Dwarf star TRAPPIST-1’s habitable zone found to be packed with seven rocky exoplanets
It started with just three planets. Astronomers using The Transiting Planets and Planetesimals Small Telescope (TRAPPIST) discovered three exoplanets orbiting a redish, ultra-cool dwarf star some 40 light years away. That star, hence dubbed TRAPPIST-1, became the focus for a number of different telescopes around the Earth, the Hubble space telescope and now NASA’s Spitzer Space Telescope, all of which as revealed that there’s a lot more to see orbiting this star. In addition to confirming the first three rocky planets, four more have been found to be tucked into a tight orbit around TRAPPIST-1, and anywhere from three to all seven may be home to liquid water.
Locations for liquid water?
Distant planets in other solar systems, called exoplanets, are turning out to be more and more numerous the more we look. Many are large gas giants, like Jupiter and Saturn, that probably don’t sustain any life on their own, at least not in a way we currently recognize. Rocky planets with more modest atmospheres, on the other hand, are more likely to be analogs to Earth, particularly if they’re in the Habitable Zone of their solar system. These planets would be in orbits that are close enough to their respective stars to be warm, but not so close to be blazing, dried up crisps, so that things like water and possibly biology can function in a way similar to what you find on our own planet.
In the case of the new TRAPPIST-1 exoplanets, this habitable zone is unusually close to the star. All seven planets orbit closer to their star than Mercury does in our own solar system, but because TRAPPIST-1 is a smaller, cooler star, that’s not a problem as far as temperatures are concerned. The orbits are actually so tight, that if you were to stand on the surface of one planet, you’d be able to see it’s neighbor in the sky with more detail than we can see in a full moon on Earth. It also means that some of the planets complete a full orbit around their star in as little as 1.5 days on Earth.
Strange surface conditions
Beyond the tight orbits, there are a few other idiosyncrasies of these new exoplanets that might be harder for an Earthling to cope with if they could ever make the 40-light-year trip. All seven planets in the system are what’s known as tidally-locked in their orbits, which means that they keep the same side of the planet facing their star at all times, in the same way our Moon always has the same side facing Earth. This would mean that there is no day and night cycle on these planets, as one side is always dark, and the other is always light.
The quality of that daylight is a bit different from what we’re used to also. As you might expect from a small, reddish-brown star, the light is mostly red, and probably doesn’t get much brighter than the light reflected from a full moon on Earth. A lot of the light emitted by the star is actually in the infrared portion of the electromagnetic spectrum, meaning we can’t really see it with our eyes, although it was helpful for the Spitzer Space Telescope’s instruments to pick up.
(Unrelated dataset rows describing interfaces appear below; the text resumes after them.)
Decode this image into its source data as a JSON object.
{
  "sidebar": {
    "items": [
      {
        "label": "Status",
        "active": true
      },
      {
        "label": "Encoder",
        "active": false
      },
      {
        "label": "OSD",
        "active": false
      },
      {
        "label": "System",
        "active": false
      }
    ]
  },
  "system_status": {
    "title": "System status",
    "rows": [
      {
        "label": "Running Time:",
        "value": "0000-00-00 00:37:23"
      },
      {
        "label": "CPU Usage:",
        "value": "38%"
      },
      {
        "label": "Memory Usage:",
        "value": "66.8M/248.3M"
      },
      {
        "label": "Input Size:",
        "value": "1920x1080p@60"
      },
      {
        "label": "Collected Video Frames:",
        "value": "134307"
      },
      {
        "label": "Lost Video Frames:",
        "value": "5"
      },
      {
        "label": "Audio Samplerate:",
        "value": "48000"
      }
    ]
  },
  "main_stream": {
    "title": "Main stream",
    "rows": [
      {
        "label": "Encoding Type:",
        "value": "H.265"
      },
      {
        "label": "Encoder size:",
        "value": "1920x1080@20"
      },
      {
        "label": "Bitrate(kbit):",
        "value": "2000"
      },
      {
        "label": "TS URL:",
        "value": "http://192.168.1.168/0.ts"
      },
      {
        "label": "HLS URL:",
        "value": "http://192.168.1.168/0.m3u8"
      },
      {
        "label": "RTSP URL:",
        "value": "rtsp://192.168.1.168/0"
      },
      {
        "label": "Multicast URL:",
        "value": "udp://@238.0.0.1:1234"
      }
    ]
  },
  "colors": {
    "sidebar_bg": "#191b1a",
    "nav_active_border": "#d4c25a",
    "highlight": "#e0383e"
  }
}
At this point, the big questions to tackle aren’t so much about the views, but about how wet any of these planets may be. The Spitzer and Hubble telescopes will follow up with more observations of the distant planets for signs of their atmospheric composition. When the James Webb Space Telescope launches next year, it will be able to assist with these observations, detecting things like water, methane or oxygen, but also signs of the planets’ temperatures and surface pressures. Even if life-sustaining water isn’t found, the fact that these planets exist in the small habitable zone of an ultra-cool dwarf star in the first place suggests that there is a lot of exoplanet real estate to look for in the universe, and that these types of rocky worlds are much more common than once thought.
My second grader said: If you wanted to visit these planets, you’d probably want to have your base where the daylight meets the dark, so that you could just cross over to the ‘night’ side of the planet whenever you wanted to sleep.
This might make sense, although the low-light conditions and lack of blue-spectrum light would probably wreak havoc on your circadian rhythm either way. There’s also a chance that the temperature differentials between the two sides of these planets might lead to some rough, windy weather, making a good night’s sleep a tricky thing to come by.